We have contributed a great deal to the form of the Anglican Covenant we now have before us. Dr. Radner was in on the foundational work on this Covenant idea and its formation. The development of the Covenant has moved on from the first draft and it looks a good bit different at this point. I don't think he likes where it has gone.
Now we are into the final stretch. Each national or regional church in the Communion is invited to respond. It would deny the reality of autonomy to suggest that our further discussion of the merits of this Covenant, or our possible hesitations about some elements in it, was a sign of disloyalty to the Communion. Far from it: We can only be in Communion to the extent that we are truly willing to be who we are, and if our common life as a church is such that we remain a discomfort to the community of churches called the Anglican Communion, or if we find we cannot in the end join in supporting this specific Covenant, that is precisely what we were asked to reveal and what was expected of us.
All the churches of the Communion are now in the stage where the covenant is to be studies and discussed to the end that each Church might make an informed decision about signing on to it. That will take TEC a few years. It will take other churches shorter or longer.
I would hope that the run to sign on quickly is not taken by Dr. Radner and others as a virtue.
I have not read the constitution and canons of all the churches of the Communion, but I have read several and not surprisingly these constitutions are distinctly constitutions of autonomous churches. No one suggests that these churches are devoid of feelings for communion, both within the Anglican Communion and across the spectrum of christian communities. But those feelings of commonality are not at all to be confused with the distinct character of the churches.
The unexamined Covenant is not worth having, and an examined Covenant might be found wanting. So this is no time to walk away from the conversation. It is no time either to rush to judgment for or against. Ephraim Radner is to be commended for the call to constructive labor. So, come labor on.
I say all of this, of course, and then The Pluralist Speaks comes out with a rousing critique of Radner's paper, the lead character being, "The Reverend Dr. A Frame Reader" who seems clearly to be thinking of Radner as a Anglican Churchillian frump in "A Frame's Defiant Stand in Half." (Both drawings are by Adrain Worsfold)

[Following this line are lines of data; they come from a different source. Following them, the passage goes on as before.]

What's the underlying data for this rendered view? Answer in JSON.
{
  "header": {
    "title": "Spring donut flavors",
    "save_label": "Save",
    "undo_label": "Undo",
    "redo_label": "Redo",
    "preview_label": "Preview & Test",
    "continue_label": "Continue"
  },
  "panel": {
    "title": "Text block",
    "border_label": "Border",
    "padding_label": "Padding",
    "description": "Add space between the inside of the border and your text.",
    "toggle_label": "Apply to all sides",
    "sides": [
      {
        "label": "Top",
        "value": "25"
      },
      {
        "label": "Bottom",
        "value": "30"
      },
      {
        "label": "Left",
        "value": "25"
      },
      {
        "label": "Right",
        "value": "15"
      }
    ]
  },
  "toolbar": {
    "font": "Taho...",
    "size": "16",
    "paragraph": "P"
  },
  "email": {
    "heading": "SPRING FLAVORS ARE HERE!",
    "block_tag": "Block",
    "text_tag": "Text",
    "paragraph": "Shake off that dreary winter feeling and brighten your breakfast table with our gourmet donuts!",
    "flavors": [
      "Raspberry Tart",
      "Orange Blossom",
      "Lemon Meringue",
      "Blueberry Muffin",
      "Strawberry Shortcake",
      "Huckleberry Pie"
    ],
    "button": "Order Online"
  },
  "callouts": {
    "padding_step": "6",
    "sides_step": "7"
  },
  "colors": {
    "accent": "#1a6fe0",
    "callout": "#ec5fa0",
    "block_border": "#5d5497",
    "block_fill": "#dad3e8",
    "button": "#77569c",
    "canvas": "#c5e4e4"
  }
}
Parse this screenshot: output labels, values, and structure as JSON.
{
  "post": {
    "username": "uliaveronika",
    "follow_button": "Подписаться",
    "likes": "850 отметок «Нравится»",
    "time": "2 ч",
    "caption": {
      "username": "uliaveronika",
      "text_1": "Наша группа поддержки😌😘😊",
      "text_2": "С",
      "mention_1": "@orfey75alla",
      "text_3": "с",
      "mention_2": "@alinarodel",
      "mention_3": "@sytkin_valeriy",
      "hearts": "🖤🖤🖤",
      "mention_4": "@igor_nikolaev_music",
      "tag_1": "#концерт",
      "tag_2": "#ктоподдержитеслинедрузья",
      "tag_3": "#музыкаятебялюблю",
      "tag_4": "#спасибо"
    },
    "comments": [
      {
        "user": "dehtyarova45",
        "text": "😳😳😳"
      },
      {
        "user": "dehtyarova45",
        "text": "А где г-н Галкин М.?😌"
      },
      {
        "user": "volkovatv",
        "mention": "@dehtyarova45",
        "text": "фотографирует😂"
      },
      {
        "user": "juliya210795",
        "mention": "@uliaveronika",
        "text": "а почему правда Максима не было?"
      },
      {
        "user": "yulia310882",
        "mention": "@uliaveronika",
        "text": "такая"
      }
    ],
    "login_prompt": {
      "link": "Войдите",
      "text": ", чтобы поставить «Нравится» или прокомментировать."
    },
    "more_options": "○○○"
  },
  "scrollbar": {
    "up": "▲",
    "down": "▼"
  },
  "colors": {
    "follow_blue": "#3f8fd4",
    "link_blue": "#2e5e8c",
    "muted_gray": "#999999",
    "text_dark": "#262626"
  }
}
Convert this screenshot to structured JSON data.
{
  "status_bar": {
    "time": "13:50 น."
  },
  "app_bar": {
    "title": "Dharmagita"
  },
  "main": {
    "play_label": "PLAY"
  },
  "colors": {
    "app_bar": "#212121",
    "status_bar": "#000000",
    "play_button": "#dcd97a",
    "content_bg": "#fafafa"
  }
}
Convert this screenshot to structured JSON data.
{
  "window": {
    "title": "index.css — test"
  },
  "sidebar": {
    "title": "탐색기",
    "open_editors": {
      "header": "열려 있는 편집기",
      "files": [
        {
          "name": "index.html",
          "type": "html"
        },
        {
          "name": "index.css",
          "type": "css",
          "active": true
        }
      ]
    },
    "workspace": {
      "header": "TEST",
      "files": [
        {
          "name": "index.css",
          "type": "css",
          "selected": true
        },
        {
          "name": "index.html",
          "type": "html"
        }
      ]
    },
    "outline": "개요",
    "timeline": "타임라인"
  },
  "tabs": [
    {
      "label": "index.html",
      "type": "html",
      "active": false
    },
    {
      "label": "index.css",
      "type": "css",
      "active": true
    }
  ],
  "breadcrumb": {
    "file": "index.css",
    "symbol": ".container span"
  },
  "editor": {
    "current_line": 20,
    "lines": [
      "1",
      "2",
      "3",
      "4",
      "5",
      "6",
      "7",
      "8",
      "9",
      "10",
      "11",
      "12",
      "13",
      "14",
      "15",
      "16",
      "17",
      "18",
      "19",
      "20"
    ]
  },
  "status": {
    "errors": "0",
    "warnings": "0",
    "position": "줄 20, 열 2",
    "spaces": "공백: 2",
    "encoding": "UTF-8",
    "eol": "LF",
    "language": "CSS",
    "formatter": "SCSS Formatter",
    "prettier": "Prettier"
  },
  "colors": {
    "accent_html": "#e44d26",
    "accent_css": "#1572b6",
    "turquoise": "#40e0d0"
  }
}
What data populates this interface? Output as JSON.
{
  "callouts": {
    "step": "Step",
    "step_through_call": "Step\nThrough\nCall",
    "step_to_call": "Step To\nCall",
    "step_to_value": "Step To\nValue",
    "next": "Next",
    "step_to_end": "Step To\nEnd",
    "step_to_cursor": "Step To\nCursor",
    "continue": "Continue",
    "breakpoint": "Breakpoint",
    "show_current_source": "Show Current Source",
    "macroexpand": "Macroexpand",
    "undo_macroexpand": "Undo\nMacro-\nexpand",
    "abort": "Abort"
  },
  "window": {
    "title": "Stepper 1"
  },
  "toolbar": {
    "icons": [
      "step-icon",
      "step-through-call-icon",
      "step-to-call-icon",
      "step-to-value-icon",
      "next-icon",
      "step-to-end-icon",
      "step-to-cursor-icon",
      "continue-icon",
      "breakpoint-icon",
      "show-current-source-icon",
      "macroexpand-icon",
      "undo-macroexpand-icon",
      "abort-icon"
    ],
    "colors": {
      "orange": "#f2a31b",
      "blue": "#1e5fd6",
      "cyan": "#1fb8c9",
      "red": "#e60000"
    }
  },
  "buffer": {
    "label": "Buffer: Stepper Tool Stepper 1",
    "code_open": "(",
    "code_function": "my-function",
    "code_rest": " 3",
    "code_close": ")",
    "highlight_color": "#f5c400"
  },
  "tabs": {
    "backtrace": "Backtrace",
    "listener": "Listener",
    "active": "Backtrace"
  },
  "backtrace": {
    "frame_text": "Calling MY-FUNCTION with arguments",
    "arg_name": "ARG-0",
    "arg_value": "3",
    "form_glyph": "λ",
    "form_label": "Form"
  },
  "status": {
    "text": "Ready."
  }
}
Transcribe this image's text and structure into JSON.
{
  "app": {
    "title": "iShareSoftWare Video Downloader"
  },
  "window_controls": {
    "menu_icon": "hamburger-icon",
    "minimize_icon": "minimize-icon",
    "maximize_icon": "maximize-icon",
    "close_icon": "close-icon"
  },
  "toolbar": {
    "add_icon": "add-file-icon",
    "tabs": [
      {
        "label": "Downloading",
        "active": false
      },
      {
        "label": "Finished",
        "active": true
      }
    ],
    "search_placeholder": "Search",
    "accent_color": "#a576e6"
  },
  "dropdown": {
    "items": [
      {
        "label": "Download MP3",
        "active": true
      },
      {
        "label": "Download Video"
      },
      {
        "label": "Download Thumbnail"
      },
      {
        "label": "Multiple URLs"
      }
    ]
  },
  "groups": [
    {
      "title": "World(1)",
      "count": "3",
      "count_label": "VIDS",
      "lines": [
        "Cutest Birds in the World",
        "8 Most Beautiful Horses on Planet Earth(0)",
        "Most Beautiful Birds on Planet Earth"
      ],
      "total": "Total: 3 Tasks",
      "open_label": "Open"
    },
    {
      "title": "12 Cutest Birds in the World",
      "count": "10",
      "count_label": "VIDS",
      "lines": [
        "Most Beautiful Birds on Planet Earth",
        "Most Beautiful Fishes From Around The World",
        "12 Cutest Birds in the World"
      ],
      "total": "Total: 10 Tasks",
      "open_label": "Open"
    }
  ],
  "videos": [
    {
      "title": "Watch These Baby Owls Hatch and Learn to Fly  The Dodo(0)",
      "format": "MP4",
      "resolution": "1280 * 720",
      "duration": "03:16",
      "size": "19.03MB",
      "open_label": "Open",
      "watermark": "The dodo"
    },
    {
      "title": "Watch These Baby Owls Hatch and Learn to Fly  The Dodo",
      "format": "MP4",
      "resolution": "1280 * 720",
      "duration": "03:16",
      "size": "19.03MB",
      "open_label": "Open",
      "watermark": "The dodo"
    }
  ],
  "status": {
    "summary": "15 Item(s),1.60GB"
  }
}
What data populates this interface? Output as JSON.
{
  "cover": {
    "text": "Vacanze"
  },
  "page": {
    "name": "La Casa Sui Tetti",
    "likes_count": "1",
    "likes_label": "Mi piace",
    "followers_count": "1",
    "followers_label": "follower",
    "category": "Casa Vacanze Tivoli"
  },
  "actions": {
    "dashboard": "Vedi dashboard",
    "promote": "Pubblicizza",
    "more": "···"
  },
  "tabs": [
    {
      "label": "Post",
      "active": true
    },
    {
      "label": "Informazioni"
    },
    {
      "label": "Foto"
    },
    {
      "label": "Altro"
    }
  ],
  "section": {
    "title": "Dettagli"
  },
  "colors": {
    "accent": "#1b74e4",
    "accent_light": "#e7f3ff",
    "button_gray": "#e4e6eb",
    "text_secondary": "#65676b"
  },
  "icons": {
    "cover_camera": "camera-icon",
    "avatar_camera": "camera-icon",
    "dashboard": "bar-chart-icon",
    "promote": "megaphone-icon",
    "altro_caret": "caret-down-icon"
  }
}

I love Adrian Worsfold's take-offs, and it appears that some times I rather admire some of what Ephraim Radner has to say. Perhaps in loving these two very different rascals there is a meeting ground after all... we meet where words fall away and people finally stretch a bit, scratch a bit, and wonder together, "what will the next act bring?"